**Task goal**:
Look through the lines below and extract each one that contains "workspace".

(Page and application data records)
________________

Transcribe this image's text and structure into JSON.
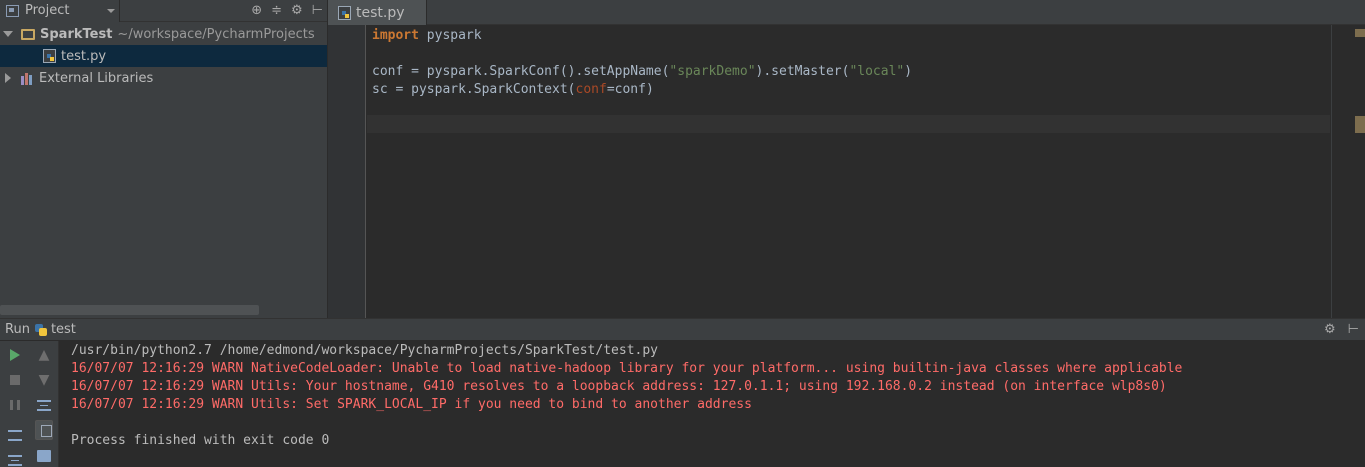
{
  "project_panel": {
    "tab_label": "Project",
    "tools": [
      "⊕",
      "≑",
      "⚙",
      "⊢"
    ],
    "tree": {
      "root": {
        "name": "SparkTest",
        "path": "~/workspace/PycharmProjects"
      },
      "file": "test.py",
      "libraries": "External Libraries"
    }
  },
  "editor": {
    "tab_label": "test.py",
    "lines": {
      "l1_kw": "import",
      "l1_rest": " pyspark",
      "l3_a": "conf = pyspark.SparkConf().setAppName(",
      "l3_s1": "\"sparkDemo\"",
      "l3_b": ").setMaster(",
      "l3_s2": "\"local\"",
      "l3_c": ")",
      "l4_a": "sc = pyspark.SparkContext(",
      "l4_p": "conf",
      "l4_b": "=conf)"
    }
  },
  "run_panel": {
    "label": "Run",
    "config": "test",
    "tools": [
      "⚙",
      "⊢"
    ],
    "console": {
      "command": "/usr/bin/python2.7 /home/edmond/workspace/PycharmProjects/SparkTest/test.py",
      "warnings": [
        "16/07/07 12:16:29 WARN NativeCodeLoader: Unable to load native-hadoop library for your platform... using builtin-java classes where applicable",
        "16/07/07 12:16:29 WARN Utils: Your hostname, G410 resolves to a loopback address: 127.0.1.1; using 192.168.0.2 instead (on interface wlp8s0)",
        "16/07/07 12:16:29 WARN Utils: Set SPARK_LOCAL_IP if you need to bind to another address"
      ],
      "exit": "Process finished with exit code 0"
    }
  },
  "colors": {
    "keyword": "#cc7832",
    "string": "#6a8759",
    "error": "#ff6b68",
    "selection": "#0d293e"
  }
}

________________

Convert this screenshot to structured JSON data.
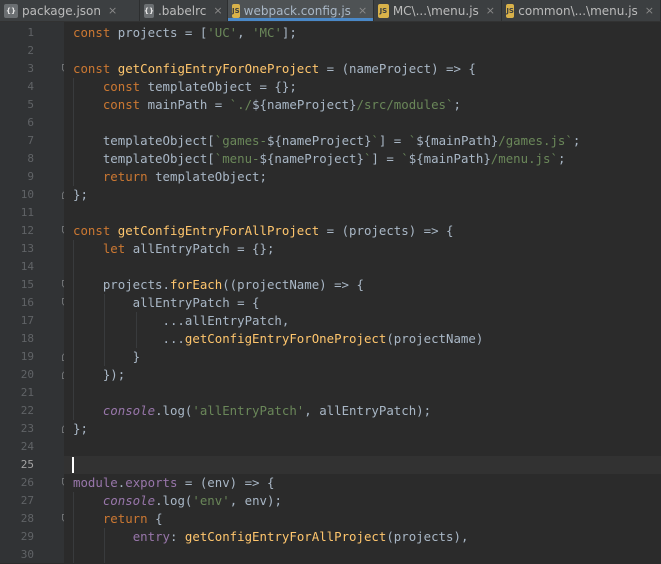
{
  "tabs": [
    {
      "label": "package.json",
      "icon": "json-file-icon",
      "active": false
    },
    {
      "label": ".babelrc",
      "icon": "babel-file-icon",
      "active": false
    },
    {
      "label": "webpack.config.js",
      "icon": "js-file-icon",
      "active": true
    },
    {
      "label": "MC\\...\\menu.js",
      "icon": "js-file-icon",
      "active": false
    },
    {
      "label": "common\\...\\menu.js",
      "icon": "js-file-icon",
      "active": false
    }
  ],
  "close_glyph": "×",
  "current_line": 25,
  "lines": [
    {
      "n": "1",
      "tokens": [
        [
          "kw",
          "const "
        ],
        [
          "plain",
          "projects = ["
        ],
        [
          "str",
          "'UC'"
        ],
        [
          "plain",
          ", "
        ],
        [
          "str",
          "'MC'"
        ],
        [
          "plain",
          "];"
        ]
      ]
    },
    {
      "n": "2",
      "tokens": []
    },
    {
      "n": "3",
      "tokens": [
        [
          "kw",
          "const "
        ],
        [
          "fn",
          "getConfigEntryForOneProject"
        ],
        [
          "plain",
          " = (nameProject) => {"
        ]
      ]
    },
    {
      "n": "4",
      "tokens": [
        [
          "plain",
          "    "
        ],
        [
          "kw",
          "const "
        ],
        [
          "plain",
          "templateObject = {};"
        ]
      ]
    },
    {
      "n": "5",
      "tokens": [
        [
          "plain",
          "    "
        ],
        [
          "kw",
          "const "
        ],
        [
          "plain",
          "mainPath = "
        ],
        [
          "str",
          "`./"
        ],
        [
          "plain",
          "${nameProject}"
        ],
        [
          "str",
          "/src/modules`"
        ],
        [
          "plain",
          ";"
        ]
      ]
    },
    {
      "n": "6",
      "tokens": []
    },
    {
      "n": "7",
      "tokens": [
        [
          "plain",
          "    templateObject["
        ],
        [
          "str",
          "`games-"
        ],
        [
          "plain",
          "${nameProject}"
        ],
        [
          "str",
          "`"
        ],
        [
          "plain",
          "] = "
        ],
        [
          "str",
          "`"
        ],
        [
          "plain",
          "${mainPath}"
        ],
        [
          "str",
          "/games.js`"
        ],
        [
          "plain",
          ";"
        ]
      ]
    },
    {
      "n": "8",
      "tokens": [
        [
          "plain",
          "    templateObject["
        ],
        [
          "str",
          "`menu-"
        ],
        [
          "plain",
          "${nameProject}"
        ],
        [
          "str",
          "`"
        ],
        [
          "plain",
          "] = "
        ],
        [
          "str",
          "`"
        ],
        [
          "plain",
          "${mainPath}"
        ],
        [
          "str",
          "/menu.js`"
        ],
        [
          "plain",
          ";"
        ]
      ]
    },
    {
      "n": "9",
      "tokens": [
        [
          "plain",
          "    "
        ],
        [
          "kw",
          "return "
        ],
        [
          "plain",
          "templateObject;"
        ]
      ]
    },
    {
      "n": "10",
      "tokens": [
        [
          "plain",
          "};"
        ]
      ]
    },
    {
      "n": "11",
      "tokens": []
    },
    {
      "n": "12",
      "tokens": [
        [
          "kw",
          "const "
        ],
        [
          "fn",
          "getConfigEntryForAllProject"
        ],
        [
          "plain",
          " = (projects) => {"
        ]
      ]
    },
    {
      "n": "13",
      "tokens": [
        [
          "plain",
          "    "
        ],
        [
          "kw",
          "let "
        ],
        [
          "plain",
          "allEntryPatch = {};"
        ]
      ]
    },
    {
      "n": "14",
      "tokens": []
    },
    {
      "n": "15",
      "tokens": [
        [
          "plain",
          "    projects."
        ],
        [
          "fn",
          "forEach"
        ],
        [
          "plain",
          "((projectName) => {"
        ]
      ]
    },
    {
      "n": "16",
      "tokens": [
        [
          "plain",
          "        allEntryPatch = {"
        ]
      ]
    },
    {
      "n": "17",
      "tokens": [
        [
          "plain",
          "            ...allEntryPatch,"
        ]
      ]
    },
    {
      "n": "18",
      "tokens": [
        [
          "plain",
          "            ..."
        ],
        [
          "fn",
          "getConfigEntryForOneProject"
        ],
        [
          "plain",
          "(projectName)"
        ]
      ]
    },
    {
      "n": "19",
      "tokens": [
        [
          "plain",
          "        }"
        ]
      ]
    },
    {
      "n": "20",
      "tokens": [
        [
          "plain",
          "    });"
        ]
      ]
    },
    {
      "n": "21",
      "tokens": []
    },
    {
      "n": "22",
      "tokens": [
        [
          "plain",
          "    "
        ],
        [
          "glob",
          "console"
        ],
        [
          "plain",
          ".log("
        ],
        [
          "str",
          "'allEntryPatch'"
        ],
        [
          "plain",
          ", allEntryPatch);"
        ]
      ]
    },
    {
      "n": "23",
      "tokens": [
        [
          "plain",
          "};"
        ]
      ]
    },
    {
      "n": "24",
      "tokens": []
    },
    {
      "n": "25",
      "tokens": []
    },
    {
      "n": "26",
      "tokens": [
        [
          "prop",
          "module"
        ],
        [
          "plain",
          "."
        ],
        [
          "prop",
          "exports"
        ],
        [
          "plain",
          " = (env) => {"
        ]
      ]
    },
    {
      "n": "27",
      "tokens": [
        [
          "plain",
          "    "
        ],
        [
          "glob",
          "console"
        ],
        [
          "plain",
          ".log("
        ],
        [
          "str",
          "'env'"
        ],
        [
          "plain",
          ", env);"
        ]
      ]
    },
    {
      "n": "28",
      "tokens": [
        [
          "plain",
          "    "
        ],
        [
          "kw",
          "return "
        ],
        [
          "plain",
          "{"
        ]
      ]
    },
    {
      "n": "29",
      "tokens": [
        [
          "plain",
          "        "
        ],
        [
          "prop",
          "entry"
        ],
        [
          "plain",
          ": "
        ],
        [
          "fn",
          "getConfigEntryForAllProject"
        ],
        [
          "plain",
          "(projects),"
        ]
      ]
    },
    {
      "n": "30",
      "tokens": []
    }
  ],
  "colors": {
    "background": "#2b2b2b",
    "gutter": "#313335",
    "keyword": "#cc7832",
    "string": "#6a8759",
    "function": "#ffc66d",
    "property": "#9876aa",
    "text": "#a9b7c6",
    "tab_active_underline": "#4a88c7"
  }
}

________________

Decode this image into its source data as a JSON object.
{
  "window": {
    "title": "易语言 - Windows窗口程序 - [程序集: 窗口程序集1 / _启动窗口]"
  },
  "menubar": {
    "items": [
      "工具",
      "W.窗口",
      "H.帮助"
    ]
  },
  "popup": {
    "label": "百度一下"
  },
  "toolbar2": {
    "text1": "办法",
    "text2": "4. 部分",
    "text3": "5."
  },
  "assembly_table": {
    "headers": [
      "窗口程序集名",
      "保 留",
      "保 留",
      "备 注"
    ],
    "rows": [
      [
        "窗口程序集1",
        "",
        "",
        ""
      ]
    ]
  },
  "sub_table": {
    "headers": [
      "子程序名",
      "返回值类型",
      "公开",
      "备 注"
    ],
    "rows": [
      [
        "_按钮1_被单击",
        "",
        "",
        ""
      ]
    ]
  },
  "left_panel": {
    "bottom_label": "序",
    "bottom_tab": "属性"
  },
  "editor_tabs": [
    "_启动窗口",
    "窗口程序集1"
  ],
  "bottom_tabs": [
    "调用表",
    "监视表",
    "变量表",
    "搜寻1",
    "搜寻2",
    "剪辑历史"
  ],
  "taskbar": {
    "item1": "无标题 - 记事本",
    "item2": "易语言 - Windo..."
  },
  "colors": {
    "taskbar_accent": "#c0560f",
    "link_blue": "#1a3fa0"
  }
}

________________

**Written response**:
        "path": "~/workspace/PycharmProjects"
      "command": "/usr/bin/python2.7 /home/edmond/workspace/PycharmProjects/SparkTest/test.py",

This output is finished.